ORLANDO, Fla., June 4 (UPI) -- Lockheed Martin reports a risk reduction milestone in development of a long-range anti-ship missile for U.S. aircraft.
Four consecutive tests verified the simulated LRASM can break through an MK 41 Vertical Launch System canister without damage to the missile's composite structure, air data probe or coatings, it said.
"These test results verified that the LRASM vehicle can break through the VLS cover without damage at realistic flight speeds," said Scott Callaway, LRASM surface launch program manager at Lockheed Martin Missiles and Fire Control. "Lockheed Martin is investing in the shipboard integration of LRASM and we are confident it will meet all the requirements for the U.S. Navy."
The LRASM is an autonomous, precision-guided anti-ship standoff missile armed with a penetrator and blast-fragmentation warhead. It features a multimodal sensor, weapon data link and an enhanced digital anti-jam Global Positioning System to destroy specific targets within a group of ships. It is in development with Defense Advanced Research Projects Agency and the Office of Naval Research.

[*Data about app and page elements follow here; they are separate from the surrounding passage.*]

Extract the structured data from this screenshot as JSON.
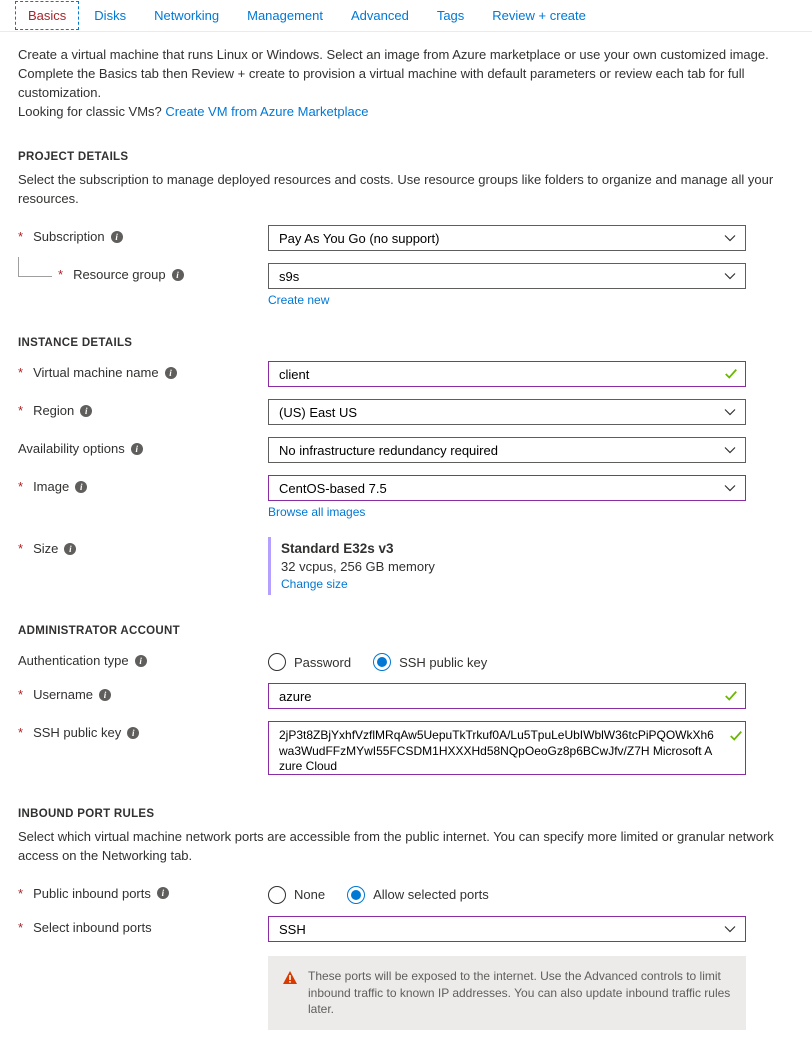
{
  "tabs": [
    "Basics",
    "Disks",
    "Networking",
    "Management",
    "Advanced",
    "Tags",
    "Review + create"
  ],
  "intro": {
    "line1": "Create a virtual machine that runs Linux or Windows. Select an image from Azure marketplace or use your own customized image.",
    "line2": "Complete the Basics tab then Review + create to provision a virtual machine with default parameters or review each tab for full customization.",
    "line3_prefix": "Looking for classic VMs?  ",
    "line3_link": "Create VM from Azure Marketplace"
  },
  "project": {
    "header": "PROJECT DETAILS",
    "desc": "Select the subscription to manage deployed resources and costs. Use resource groups like folders to organize and manage all your resources.",
    "subscription_label": "Subscription",
    "subscription_value": "Pay As You Go (no support)",
    "resource_group_label": "Resource group",
    "resource_group_value": "s9s",
    "create_new": "Create new"
  },
  "instance": {
    "header": "INSTANCE DETAILS",
    "vm_name_label": "Virtual machine name",
    "vm_name_value": "client",
    "region_label": "Region",
    "region_value": "(US) East US",
    "avail_label": "Availability options",
    "avail_value": "No infrastructure redundancy required",
    "image_label": "Image",
    "image_value": "CentOS-based 7.5",
    "browse_images": "Browse all images",
    "size_label": "Size",
    "size_name": "Standard E32s v3",
    "size_desc": "32 vcpus, 256 GB memory",
    "change_size": "Change size"
  },
  "admin": {
    "header": "ADMINISTRATOR ACCOUNT",
    "auth_label": "Authentication type",
    "auth_password": "Password",
    "auth_ssh": "SSH public key",
    "username_label": "Username",
    "username_value": "azure",
    "ssh_key_label": "SSH public key",
    "ssh_key_value": "2jP3t8ZBjYxhfVzflMRqAw5UepuTkTrkuf0A/Lu5TpuLeUbIWblW36tcPiPQOWkXh6wa3WudFFzMYwI55FCSDM1HXXXHd58NQpOeoGz8p6BCwJfv/Z7H Microsoft Azure Cloud"
  },
  "ports": {
    "header": "INBOUND PORT RULES",
    "desc": "Select which virtual machine network ports are accessible from the public internet. You can specify more limited or granular network access on the Networking tab.",
    "public_label": "Public inbound ports",
    "opt_none": "None",
    "opt_allow": "Allow selected ports",
    "select_label": "Select inbound ports",
    "select_value": "SSH",
    "warn": "These ports will be exposed to the internet. Use the Advanced controls to limit inbound traffic to known IP addresses. You can also update inbound traffic rules later."
  }
}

Lockheed Martin said it is offering surface-launched and air-launched variants of the weapon.